Description of the task. Go through the data and count the lines holding the string "screenshot". Write only the number.

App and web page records
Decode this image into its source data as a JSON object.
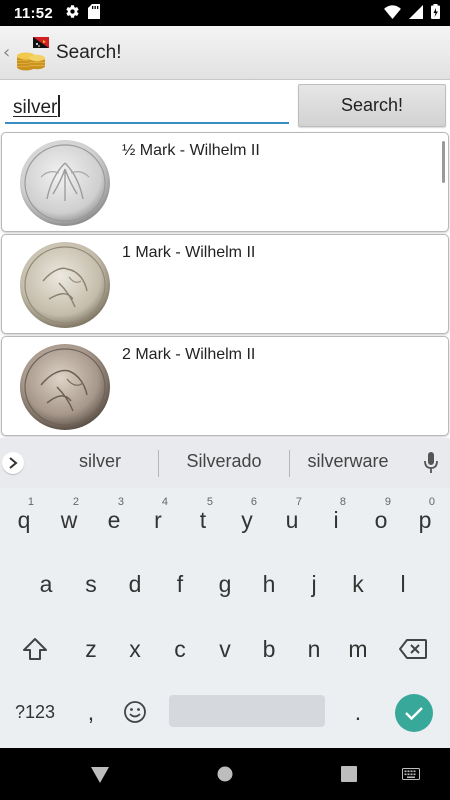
{
  "status_bar": {
    "time": "11:52",
    "left_icons": [
      "settings-icon",
      "sd-card-icon"
    ],
    "right_icons": [
      "wifi-icon",
      "signal-icon",
      "battery-icon"
    ]
  },
  "action_bar": {
    "title": "Search!",
    "back_glyph": "‹"
  },
  "search": {
    "query": "silver",
    "button_label": "Search!"
  },
  "results": [
    {
      "title": "½ Mark - Wilhelm II",
      "coin_tone": "#cfcfcf"
    },
    {
      "title": "1 Mark - Wilhelm II",
      "coin_tone": "#c7bfae"
    },
    {
      "title": "2 Mark - Wilhelm II",
      "coin_tone": "#a8998a"
    }
  ],
  "keyboard": {
    "suggestions": [
      "silver",
      "Silverado",
      "silverware"
    ],
    "row1": [
      "q",
      "w",
      "e",
      "r",
      "t",
      "y",
      "u",
      "i",
      "o",
      "p"
    ],
    "row1_hints": [
      "1",
      "2",
      "3",
      "4",
      "5",
      "6",
      "7",
      "8",
      "9",
      "0"
    ],
    "row2": [
      "a",
      "s",
      "d",
      "f",
      "g",
      "h",
      "j",
      "k",
      "l"
    ],
    "row3": [
      "z",
      "x",
      "c",
      "v",
      "b",
      "n",
      "m"
    ],
    "symbols_label": "?123",
    "comma": ",",
    "period": ".",
    "accent_color": "#37a89a"
  },
  "nav_bar": {
    "buttons": [
      "back-icon",
      "home-icon",
      "recents-icon",
      "keyboard-switch-icon"
    ]
  }
}
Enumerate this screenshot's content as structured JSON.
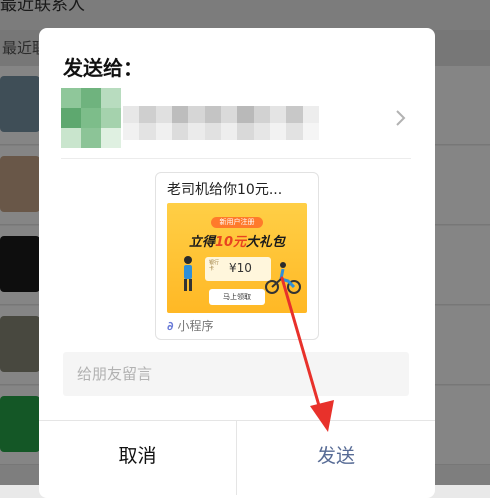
{
  "background": {
    "header_text": "最近联系人",
    "section_label": "最近联",
    "rows": [
      {
        "thumb": "#7a96a8"
      },
      {
        "thumb": "#c9a88a"
      },
      {
        "thumb": "#1b1b1b"
      },
      {
        "thumb": "#8a8a7a"
      },
      {
        "thumb": "#27a84a"
      }
    ]
  },
  "dialog": {
    "title": "发送给：",
    "card": {
      "title": "老司机给你10元...",
      "image": {
        "pill": "新用户注册",
        "headline_pre": "立得",
        "headline_hl": "10元",
        "headline_post": "大礼包",
        "coupon_tag": "银行卡",
        "coupon_amount": "¥10",
        "claim_button": "马上领取"
      },
      "footer_icon": "mini-program-icon",
      "footer_label": "小程序"
    },
    "message_placeholder": "给朋友留言",
    "cancel_label": "取消",
    "send_label": "发送"
  },
  "colors": {
    "send_link": "#576b95",
    "arrow": "#e8312b",
    "card_bg": "#ffc636"
  }
}
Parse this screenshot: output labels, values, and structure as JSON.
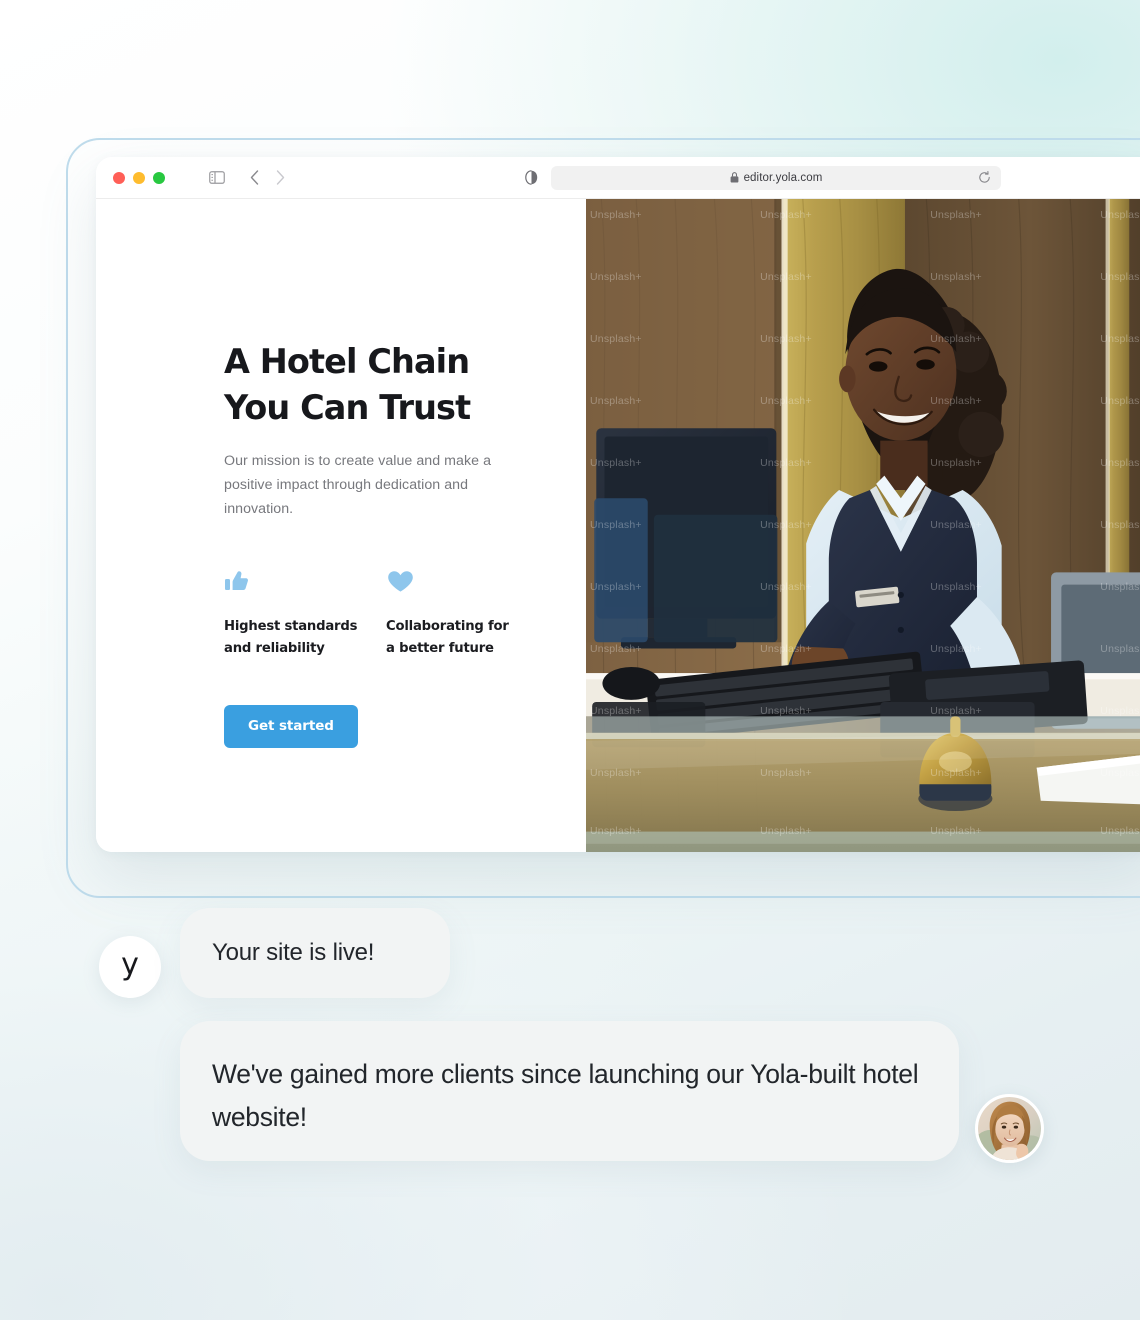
{
  "browser": {
    "traffic_lights": [
      "close",
      "minimize",
      "maximize"
    ],
    "sidebar_toggle_icon": "sidebar-icon",
    "back_icon": "chevron-left-icon",
    "forward_icon": "chevron-right-icon",
    "reader_icon": "reader-view-icon",
    "lock_icon": "lock-icon",
    "url": "editor.yola.com",
    "reload_icon": "reload-icon"
  },
  "site": {
    "title": "A Hotel Chain\nYou Can Trust",
    "subtitle": "Our mission is to create value and make a positive impact through dedication and innovation.",
    "features": [
      {
        "icon": "thumbs-up-icon",
        "label": "Highest standards\nand reliability"
      },
      {
        "icon": "heart-icon",
        "label": "Collaborating for\na better future"
      }
    ],
    "cta_label": "Get started",
    "photo_alt": "hotel-receptionist-photo",
    "photo_watermark": "Unsplash+"
  },
  "chat": {
    "brand_avatar_letter": "y",
    "messages": [
      {
        "text": "Your site is live!",
        "from": "yola"
      },
      {
        "text": "We've gained more clients since launching our Yola-built hotel website!",
        "from": "client"
      }
    ],
    "client_avatar_alt": "client-profile-photo"
  },
  "colors": {
    "accent_blue": "#3a9fe0",
    "icon_blue": "#8ec6ec",
    "bubble_bg": "#f2f4f4",
    "frame_border": "#bfdcec",
    "heading": "#17181c",
    "body_text": "#77787d"
  }
}
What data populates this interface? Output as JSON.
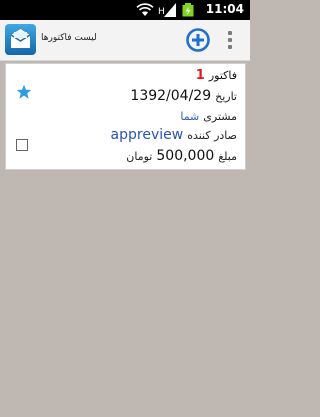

Expected answer. 2